(Interface dataset entries)
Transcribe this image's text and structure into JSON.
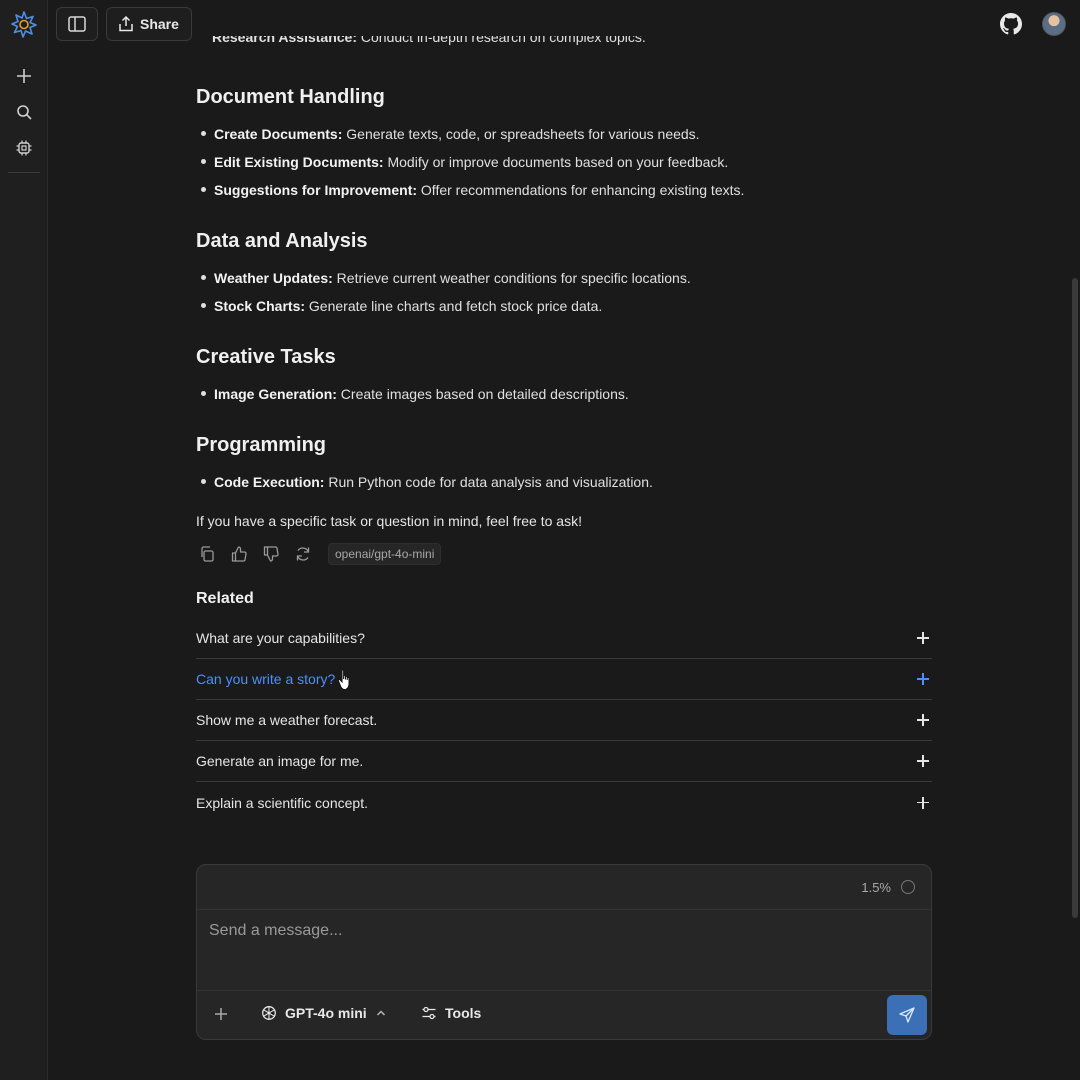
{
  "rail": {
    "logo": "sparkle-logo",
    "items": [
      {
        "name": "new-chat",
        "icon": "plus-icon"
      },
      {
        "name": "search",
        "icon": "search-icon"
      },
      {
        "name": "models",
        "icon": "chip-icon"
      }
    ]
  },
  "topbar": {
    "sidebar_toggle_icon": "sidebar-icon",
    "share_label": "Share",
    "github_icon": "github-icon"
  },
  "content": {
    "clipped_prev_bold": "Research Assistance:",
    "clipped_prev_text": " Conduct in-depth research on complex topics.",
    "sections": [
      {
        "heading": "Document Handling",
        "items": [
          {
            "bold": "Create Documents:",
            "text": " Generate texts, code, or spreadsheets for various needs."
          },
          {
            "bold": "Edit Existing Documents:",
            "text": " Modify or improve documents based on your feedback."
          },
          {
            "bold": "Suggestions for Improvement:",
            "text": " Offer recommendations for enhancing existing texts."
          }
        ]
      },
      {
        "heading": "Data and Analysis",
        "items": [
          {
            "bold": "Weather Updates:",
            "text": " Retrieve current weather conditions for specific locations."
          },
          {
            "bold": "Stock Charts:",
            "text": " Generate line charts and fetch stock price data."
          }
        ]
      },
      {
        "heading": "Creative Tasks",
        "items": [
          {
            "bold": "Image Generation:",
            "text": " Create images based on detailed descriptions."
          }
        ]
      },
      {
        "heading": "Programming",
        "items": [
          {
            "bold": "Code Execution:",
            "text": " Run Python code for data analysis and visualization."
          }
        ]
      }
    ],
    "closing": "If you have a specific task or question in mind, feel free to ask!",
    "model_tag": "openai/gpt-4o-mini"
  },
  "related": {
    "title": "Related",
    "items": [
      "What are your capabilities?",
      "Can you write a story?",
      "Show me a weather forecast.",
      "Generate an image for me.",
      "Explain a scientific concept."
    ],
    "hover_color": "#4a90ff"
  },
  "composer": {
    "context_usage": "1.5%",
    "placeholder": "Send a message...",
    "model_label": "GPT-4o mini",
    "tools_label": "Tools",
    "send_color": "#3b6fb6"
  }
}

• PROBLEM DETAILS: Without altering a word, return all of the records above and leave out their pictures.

• WRITTEN RESPONSE:
Transcribe this image's text and structure into JSON.
{
  "rail": {
    "logo": "sparkle-logo",
    "items": [
      {
        "name": "new-chat",
        "icon": "plus-icon"
      },
      {
        "name": "search",
        "icon": "search-icon"
      },
      {
        "name": "models",
        "icon": "chip-icon"
      }
    ]
  },
  "topbar": {
    "sidebar_toggle_icon": "sidebar-icon",
    "share_label": "Share",
    "github_icon": "github-icon"
  },
  "content": {
    "clipped_prev_bold": "Research Assistance:",
    "clipped_prev_text": " Conduct in-depth research on complex topics.",
    "sections": [
      {
        "heading": "Document Handling",
        "items": [
          {
            "bold": "Create Documents:",
            "text": " Generate texts, code, or spreadsheets for various needs."
          },
          {
            "bold": "Edit Existing Documents:",
            "text": " Modify or improve documents based on your feedback."
          },
          {
            "bold": "Suggestions for Improvement:",
            "text": " Offer recommendations for enhancing existing texts."
          }
        ]
      },
      {
        "heading": "Data and Analysis",
        "items": [
          {
            "bold": "Weather Updates:",
            "text": " Retrieve current weather conditions for specific locations."
          },
          {
            "bold": "Stock Charts:",
            "text": " Generate line charts and fetch stock price data."
          }
        ]
      },
      {
        "heading": "Creative Tasks",
        "items": [
          {
            "bold": "Image Generation:",
            "text": " Create images based on detailed descriptions."
          }
        ]
      },
      {
        "heading": "Programming",
        "items": [
          {
            "bold": "Code Execution:",
            "text": " Run Python code for data analysis and visualization."
          }
        ]
      }
    ],
    "closing": "If you have a specific task or question in mind, feel free to ask!",
    "model_tag": "openai/gpt-4o-mini"
  },
  "related": {
    "title": "Related",
    "items": [
      "What are your capabilities?",
      "Can you write a story?",
      "Show me a weather forecast.",
      "Generate an image for me.",
      "Explain a scientific concept."
    ],
    "hover_color": "#4a90ff"
  },
  "composer": {
    "context_usage": "1.5%",
    "placeholder": "Send a message...",
    "model_label": "GPT-4o mini",
    "tools_label": "Tools",
    "send_color": "#3b6fb6"
  }
}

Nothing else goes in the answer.